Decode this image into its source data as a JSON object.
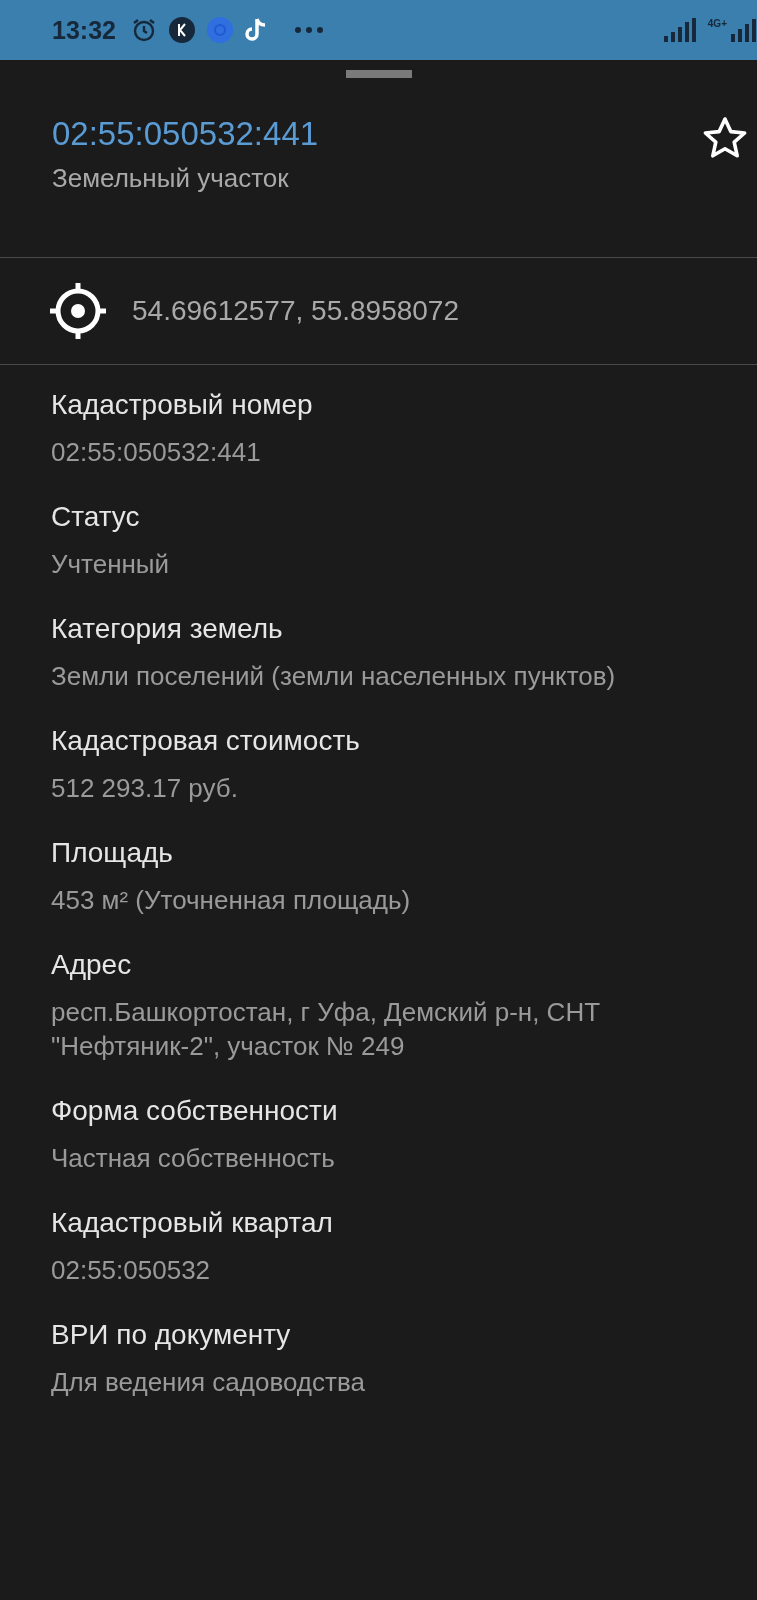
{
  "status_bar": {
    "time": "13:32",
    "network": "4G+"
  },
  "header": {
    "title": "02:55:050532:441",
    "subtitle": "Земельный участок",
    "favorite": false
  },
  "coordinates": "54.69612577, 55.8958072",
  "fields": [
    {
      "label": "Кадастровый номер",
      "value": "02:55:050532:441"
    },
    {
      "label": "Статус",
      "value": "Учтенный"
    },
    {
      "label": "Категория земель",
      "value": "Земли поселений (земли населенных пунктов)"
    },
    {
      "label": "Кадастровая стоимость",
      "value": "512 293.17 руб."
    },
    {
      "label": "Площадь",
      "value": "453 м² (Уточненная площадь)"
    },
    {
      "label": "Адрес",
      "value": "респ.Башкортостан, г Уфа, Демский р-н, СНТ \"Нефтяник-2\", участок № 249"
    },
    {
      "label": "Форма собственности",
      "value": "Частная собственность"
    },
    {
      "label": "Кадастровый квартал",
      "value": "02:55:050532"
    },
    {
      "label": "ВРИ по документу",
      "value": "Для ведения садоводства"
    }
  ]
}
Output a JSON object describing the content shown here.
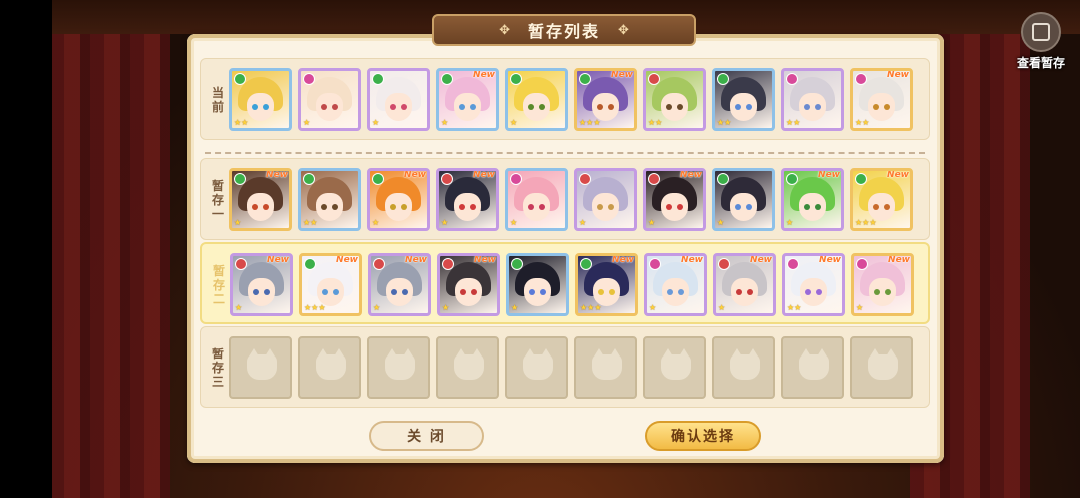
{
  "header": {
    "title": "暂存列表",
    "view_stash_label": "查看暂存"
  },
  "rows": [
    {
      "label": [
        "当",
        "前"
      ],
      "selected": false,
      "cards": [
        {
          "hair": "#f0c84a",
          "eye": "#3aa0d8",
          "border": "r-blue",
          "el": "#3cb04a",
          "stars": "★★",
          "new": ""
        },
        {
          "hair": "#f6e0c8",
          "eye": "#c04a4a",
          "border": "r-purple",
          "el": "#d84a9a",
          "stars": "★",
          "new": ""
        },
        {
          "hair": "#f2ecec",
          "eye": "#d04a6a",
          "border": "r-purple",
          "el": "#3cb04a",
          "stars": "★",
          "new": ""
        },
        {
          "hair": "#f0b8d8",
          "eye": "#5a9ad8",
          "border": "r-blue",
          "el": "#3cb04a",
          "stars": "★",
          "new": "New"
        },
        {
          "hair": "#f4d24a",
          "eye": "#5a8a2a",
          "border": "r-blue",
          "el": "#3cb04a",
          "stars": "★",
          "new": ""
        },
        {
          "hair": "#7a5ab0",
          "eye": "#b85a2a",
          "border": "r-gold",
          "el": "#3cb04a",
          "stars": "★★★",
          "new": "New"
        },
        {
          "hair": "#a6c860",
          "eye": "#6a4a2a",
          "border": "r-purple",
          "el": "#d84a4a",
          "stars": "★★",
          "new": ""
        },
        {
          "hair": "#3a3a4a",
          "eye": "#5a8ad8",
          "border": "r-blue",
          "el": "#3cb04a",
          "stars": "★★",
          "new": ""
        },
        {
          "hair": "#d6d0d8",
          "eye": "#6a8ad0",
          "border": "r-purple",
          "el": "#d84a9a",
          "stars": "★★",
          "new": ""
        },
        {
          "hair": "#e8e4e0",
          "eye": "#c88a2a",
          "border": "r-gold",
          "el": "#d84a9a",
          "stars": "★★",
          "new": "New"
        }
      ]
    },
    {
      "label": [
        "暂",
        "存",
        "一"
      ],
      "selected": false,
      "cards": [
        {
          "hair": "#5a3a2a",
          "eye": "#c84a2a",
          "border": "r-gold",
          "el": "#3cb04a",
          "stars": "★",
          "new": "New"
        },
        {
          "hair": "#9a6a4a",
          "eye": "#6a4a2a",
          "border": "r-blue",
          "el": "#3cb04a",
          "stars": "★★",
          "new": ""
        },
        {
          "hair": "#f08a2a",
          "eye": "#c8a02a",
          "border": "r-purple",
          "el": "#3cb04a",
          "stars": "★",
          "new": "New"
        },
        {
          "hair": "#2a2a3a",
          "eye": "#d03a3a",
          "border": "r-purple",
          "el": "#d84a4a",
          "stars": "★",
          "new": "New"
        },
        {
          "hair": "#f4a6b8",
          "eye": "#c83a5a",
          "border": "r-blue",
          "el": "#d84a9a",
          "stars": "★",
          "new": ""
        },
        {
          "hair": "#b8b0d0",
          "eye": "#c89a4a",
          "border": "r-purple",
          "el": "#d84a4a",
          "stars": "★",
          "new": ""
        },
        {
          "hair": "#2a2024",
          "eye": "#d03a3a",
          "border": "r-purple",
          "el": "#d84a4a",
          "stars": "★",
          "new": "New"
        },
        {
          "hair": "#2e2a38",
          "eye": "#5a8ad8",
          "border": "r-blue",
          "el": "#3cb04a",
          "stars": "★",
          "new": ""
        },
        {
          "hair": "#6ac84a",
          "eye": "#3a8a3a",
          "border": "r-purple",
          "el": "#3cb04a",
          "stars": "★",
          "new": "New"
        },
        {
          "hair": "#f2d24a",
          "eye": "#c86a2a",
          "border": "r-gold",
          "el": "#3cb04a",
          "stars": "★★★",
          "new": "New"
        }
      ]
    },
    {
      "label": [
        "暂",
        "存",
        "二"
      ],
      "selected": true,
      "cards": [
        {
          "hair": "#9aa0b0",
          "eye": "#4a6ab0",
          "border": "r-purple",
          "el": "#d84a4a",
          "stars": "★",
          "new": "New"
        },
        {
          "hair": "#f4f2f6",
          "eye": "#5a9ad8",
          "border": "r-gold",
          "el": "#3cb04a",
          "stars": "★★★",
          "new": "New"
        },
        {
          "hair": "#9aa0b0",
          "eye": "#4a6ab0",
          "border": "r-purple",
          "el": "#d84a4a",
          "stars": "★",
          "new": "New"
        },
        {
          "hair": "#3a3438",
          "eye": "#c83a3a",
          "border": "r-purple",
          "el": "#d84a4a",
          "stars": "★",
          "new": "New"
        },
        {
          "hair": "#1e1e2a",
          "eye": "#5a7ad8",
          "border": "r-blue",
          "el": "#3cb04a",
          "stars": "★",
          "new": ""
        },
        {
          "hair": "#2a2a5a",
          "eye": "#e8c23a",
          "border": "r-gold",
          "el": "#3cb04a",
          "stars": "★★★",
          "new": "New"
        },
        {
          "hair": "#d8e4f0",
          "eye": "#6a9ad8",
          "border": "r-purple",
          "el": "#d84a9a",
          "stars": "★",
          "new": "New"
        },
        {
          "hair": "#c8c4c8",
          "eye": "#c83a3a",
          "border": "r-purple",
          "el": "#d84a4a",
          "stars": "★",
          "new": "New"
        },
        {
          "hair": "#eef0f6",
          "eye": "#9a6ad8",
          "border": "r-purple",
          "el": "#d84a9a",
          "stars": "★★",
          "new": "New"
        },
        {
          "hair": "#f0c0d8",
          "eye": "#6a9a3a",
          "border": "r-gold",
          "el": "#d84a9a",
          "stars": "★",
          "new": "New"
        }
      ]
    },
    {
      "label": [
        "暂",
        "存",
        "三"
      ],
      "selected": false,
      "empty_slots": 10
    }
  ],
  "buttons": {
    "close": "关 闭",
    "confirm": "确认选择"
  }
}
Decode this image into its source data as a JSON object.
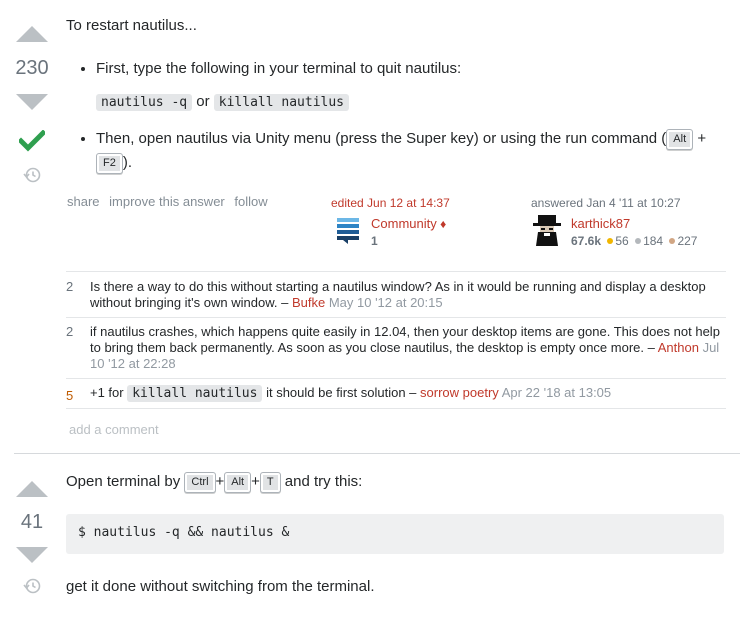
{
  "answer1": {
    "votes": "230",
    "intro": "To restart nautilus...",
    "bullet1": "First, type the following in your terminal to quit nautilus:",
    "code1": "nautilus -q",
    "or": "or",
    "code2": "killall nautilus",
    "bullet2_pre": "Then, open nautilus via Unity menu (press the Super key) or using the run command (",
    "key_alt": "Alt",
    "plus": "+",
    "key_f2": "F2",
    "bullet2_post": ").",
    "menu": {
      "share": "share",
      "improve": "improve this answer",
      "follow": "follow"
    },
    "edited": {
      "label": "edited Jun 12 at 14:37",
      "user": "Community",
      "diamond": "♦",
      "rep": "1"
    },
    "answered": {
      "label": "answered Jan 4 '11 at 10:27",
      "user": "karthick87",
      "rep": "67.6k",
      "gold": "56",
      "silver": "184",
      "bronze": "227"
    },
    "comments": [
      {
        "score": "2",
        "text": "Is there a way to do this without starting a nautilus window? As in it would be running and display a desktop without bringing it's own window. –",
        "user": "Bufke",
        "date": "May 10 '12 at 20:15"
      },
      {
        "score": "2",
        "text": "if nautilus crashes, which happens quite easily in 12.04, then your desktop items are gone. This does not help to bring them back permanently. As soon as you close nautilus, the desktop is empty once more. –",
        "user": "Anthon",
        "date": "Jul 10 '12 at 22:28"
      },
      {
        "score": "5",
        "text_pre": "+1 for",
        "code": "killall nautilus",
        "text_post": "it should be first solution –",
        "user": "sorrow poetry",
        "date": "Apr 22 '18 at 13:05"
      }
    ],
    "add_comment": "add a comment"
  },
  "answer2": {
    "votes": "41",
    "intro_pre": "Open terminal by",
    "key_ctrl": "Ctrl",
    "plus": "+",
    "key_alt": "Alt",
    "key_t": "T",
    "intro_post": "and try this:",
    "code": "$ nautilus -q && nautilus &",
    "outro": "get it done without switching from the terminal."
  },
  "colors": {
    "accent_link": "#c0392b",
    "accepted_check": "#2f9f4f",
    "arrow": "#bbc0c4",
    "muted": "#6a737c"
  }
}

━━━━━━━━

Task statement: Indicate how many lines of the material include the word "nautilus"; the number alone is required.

Written reply: 9